* _Element data from apps and pages_
--- START ---
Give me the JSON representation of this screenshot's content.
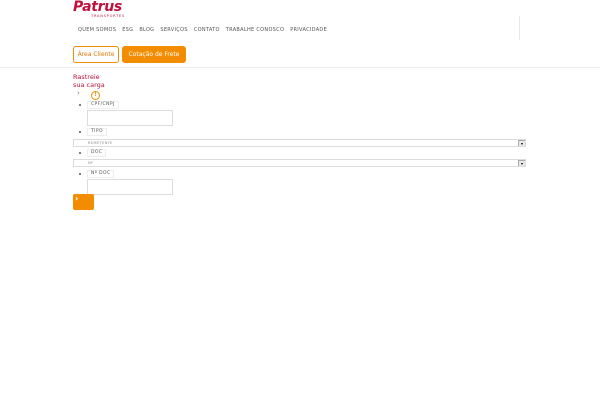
{
  "header": {
    "logo_text": "Patrus",
    "logo_subtext": "TRANSPORTES",
    "nav": [
      "QUEM SOMOS",
      "ESG",
      "BLOG",
      "SERVIÇOS",
      "CONTATO",
      "TRABALHE CONOSCO",
      "PRIVACIDADE"
    ],
    "area_cliente_label": "Área Cliente",
    "cotacao_label": "Cotação de Frete"
  },
  "tracking": {
    "title": "Rastreie sua carga",
    "chevron": "›",
    "info_icon": "!",
    "fields": {
      "cpf_label": "CPF/CNPJ",
      "cpf_value": "",
      "tipo_label": "TIPO",
      "tipo_selected": "REMETENTE",
      "doc_label": "DOC",
      "doc_selected": "NF",
      "ndoc_label": "Nº DOC",
      "ndoc_value": ""
    },
    "submit_glyph": "›"
  },
  "icons": {
    "chevron": "chevron-right-icon",
    "info": "info-icon",
    "submit": "chevron-right-icon"
  },
  "colors": {
    "brand": "#c0103c",
    "accent": "#f28c00"
  }
}
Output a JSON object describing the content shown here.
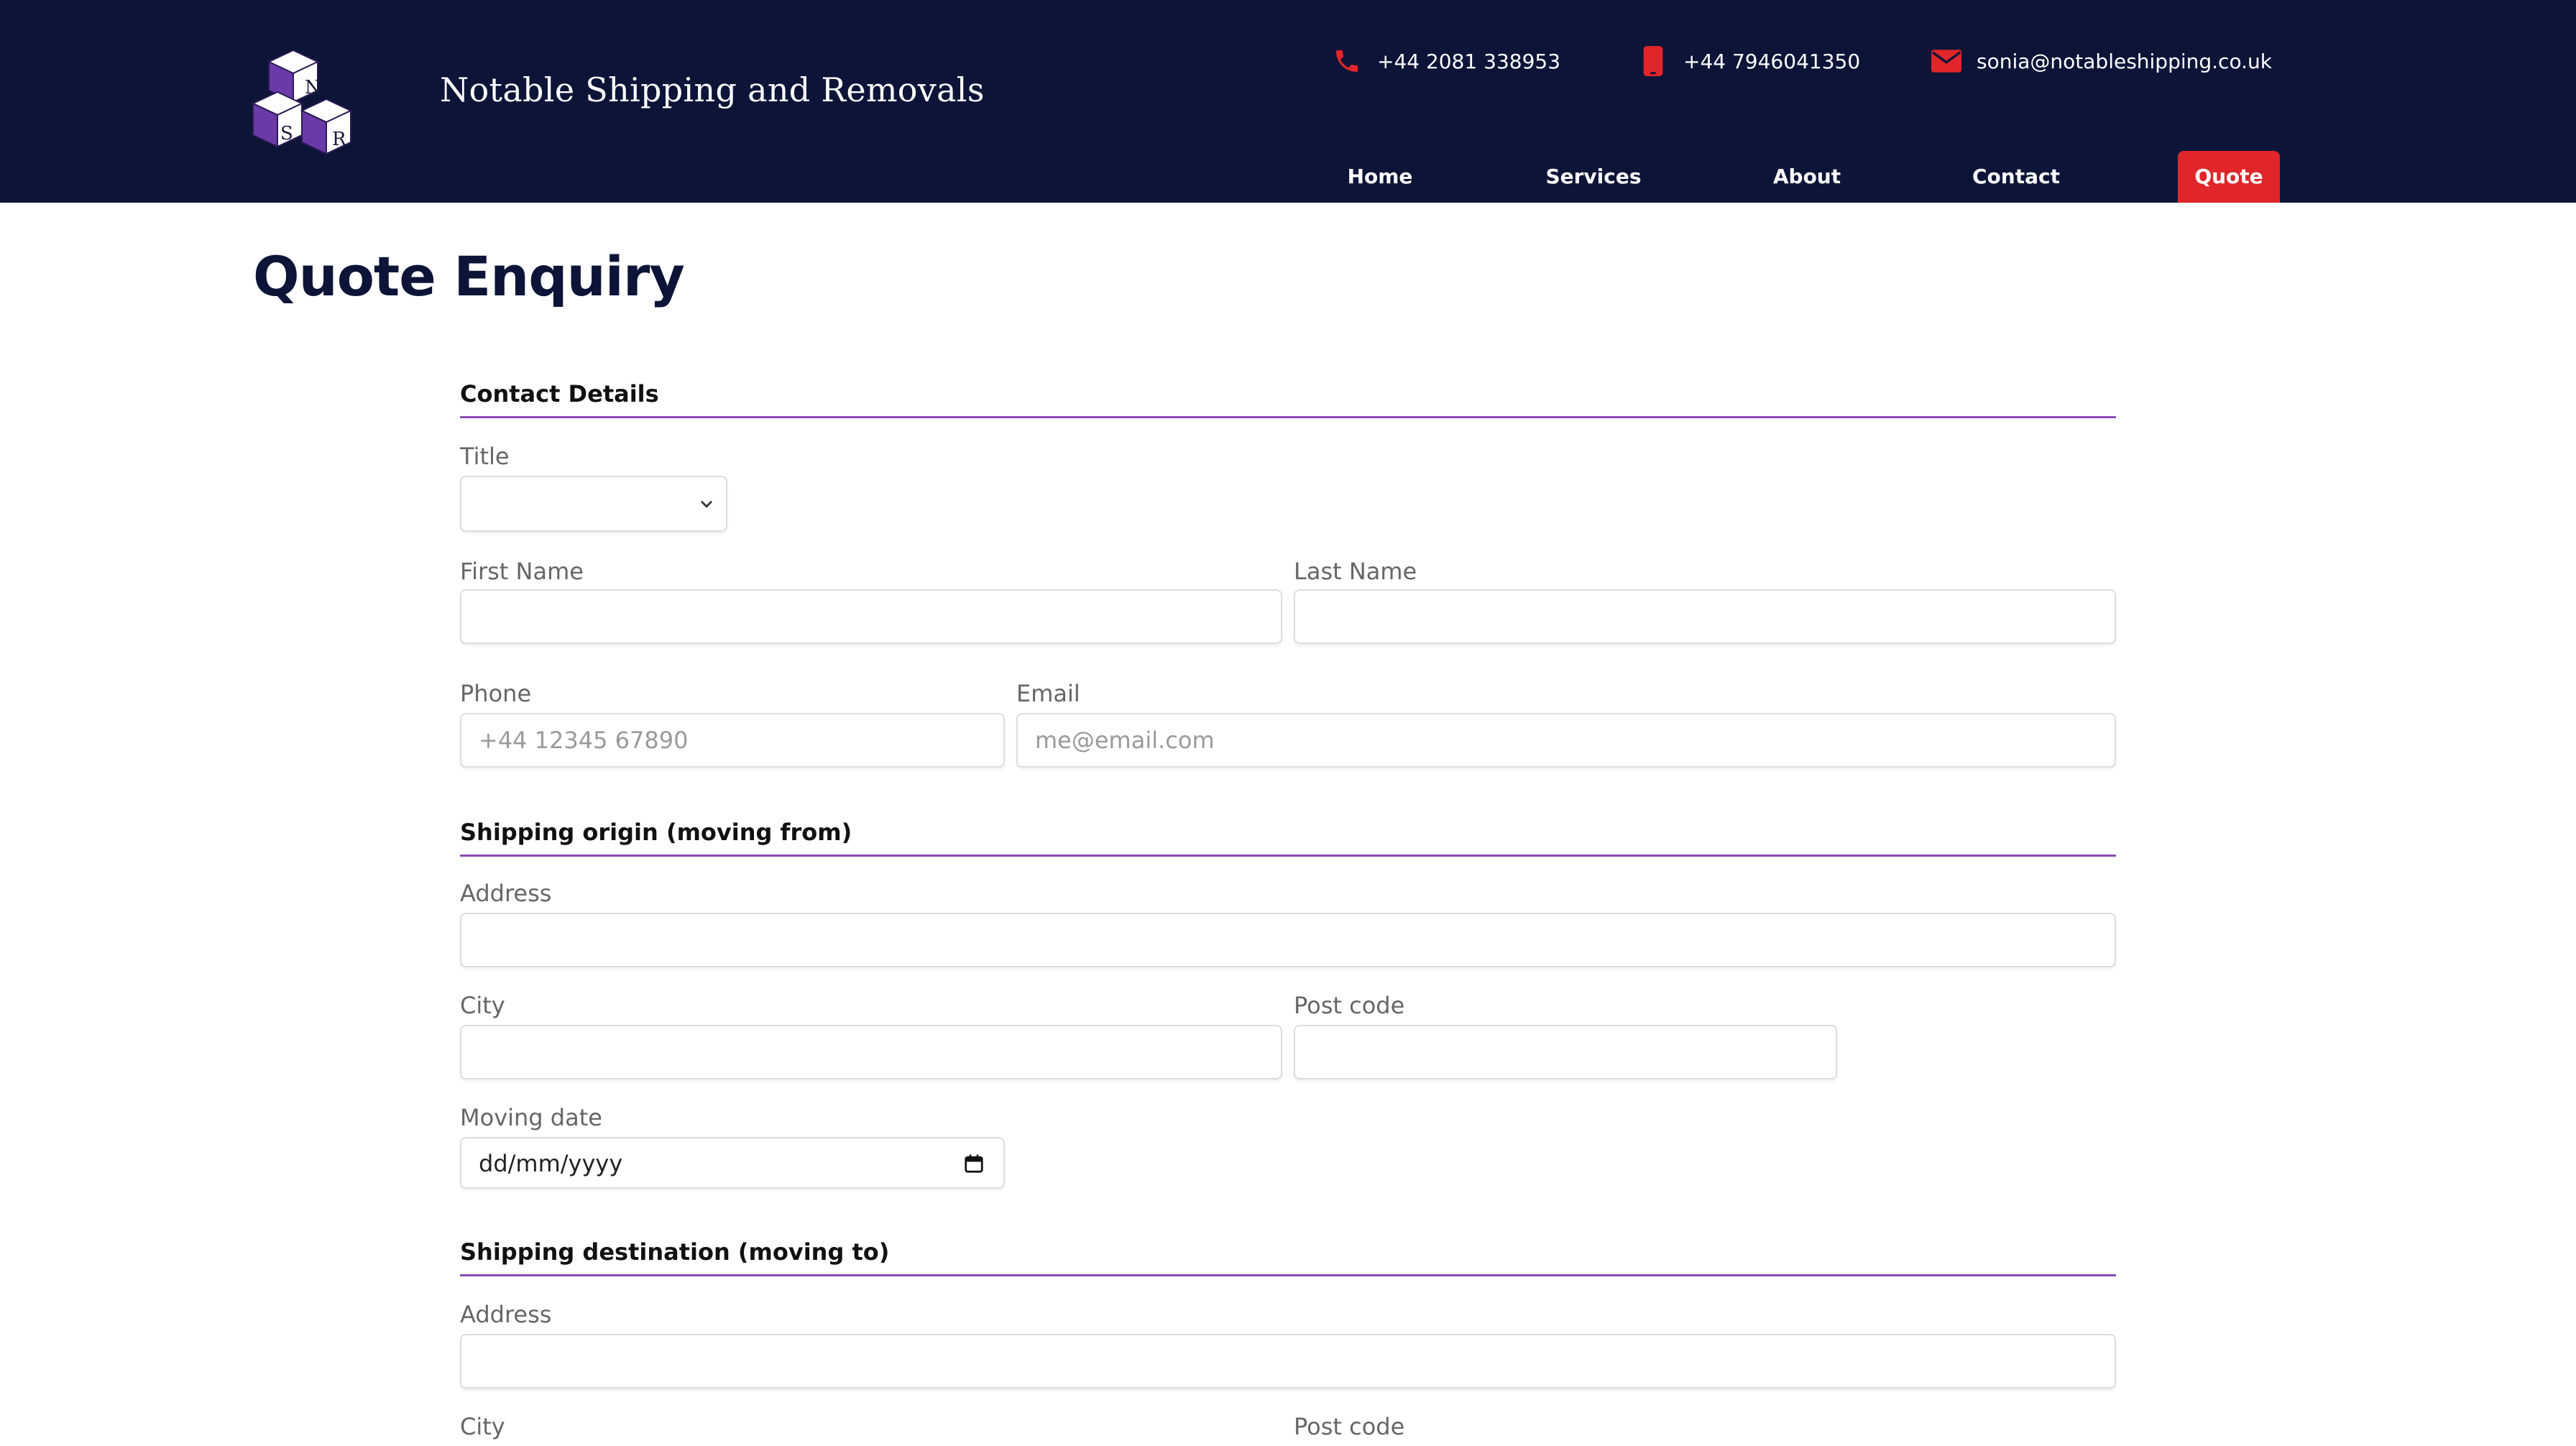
{
  "header": {
    "site_name": "Notable Shipping and Removals",
    "logo_letters": [
      "N",
      "S",
      "R"
    ],
    "phone_landline": "+44 2081 338953",
    "phone_mobile": "+44 7946041350",
    "email": "sonia@notableshipping.co.uk"
  },
  "nav": {
    "home": "Home",
    "services": "Services",
    "about": "About",
    "contact": "Contact",
    "quote": "Quote"
  },
  "page": {
    "title": "Quote Enquiry"
  },
  "contact_details": {
    "heading": "Contact Details",
    "title_label": "Title",
    "title_value": "",
    "first_name_label": "First Name",
    "first_name_value": "",
    "last_name_label": "Last Name",
    "last_name_value": "",
    "phone_label": "Phone",
    "phone_placeholder": "+44 12345 67890",
    "email_label": "Email",
    "email_placeholder": "me@email.com"
  },
  "origin": {
    "heading": "Shipping origin (moving from)",
    "address_label": "Address",
    "city_label": "City",
    "postcode_label": "Post code",
    "moving_date_label": "Moving date",
    "moving_date_value": "dd/mm/yyyy"
  },
  "destination": {
    "heading": "Shipping destination (moving to)",
    "address_label": "Address",
    "city_label": "City",
    "postcode_label": "Post code"
  },
  "colors": {
    "header_bg": "#0c1538",
    "accent_red": "#e0262a",
    "section_rule": "#8b4bb5",
    "logo_purple": "#6a3aa8"
  },
  "icons": {
    "phone": "phone-icon",
    "mobile": "mobile-phone-icon",
    "email": "envelope-icon",
    "select": "chevron-down-icon",
    "date": "calendar-icon"
  }
}
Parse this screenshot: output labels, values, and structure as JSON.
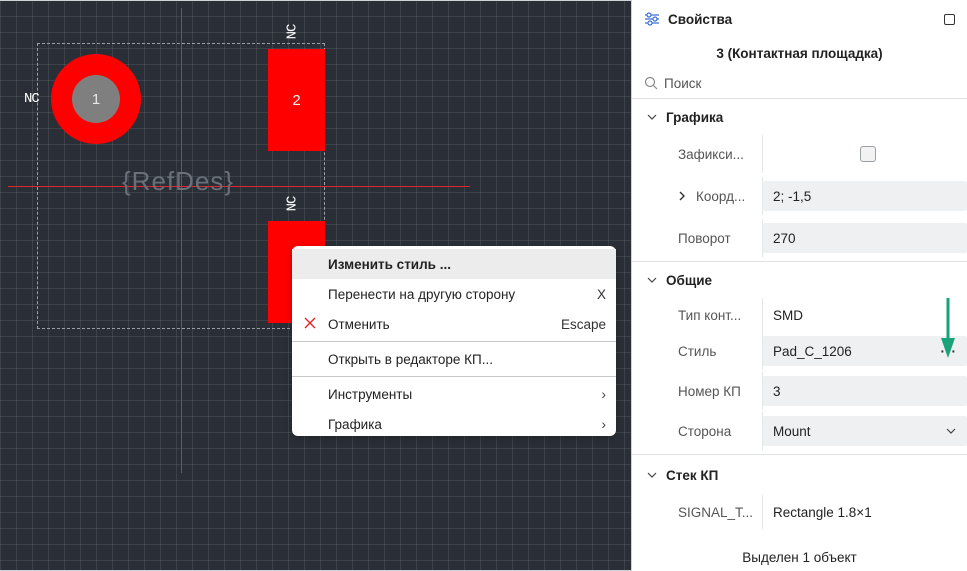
{
  "canvas": {
    "ref_des": "{RefDes}",
    "nc_label": "NC",
    "pads": [
      {
        "number": "1",
        "shape": "round"
      },
      {
        "number": "2",
        "shape": "rect"
      },
      {
        "number": "3",
        "shape": "rect"
      }
    ],
    "colors": {
      "pad": "#ff0000",
      "crosshair": "#e0262a",
      "background": "#2a2f37"
    }
  },
  "context_menu": {
    "items": [
      {
        "label": "Изменить стиль ...",
        "shortcut": "",
        "highlighted": true
      },
      {
        "label": "Перенести на другую сторону",
        "shortcut": "X"
      },
      {
        "label": "Отменить",
        "shortcut": "Escape",
        "icon": "close-icon"
      },
      {
        "label": "Открыть в редакторе КП...",
        "shortcut": ""
      },
      {
        "label": "Инструменты",
        "submenu": true
      },
      {
        "label": "Графика",
        "submenu": true
      }
    ]
  },
  "panel": {
    "title": "Свойства",
    "subtitle": "3 (Контактная площадка)",
    "search_placeholder": "Поиск",
    "sections": {
      "graphics": {
        "title": "Графика",
        "rows": {
          "fixed": {
            "label": "Зафикси...",
            "checked": false
          },
          "coords": {
            "label": "Коорд...",
            "value": "2; -1,5"
          },
          "rotation": {
            "label": "Поворот",
            "value": "270"
          }
        }
      },
      "general": {
        "title": "Общие",
        "rows": {
          "pad_type": {
            "label": "Тип конт...",
            "value": "SMD"
          },
          "style": {
            "label": "Стиль",
            "value": "Pad_C_1206",
            "button": "···"
          },
          "pad_number": {
            "label": "Номер КП",
            "value": "3"
          },
          "side": {
            "label": "Сторона",
            "value": "Mount"
          }
        }
      },
      "pad_stack": {
        "title": "Стек КП",
        "rows": {
          "signal": {
            "label": "SIGNAL_T...",
            "value": "Rectangle 1.8×1"
          }
        }
      }
    },
    "status": "Выделен 1 объект",
    "accent_arrow_color": "#1aa37a"
  }
}
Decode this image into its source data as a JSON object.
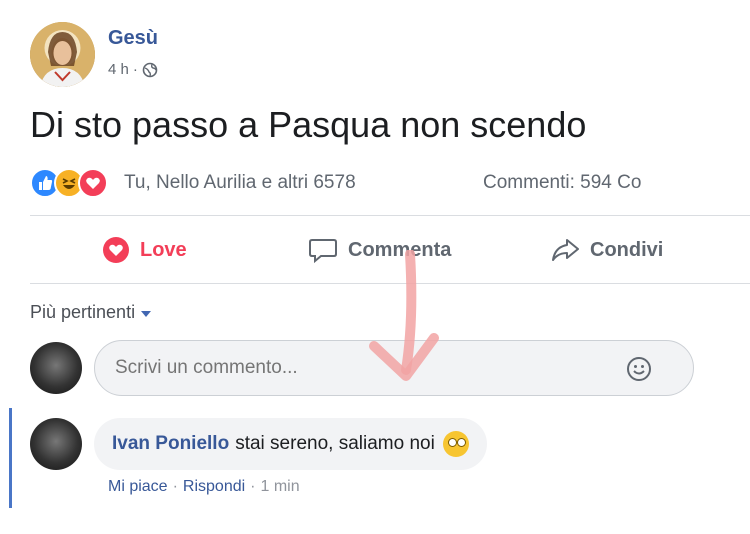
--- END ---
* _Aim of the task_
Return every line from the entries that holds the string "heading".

* _Exercise response_
    "heading": "Contact Details",
    "heading": "Shipping origin (moving from)",
    "heading": "Shipping destination (moving to)",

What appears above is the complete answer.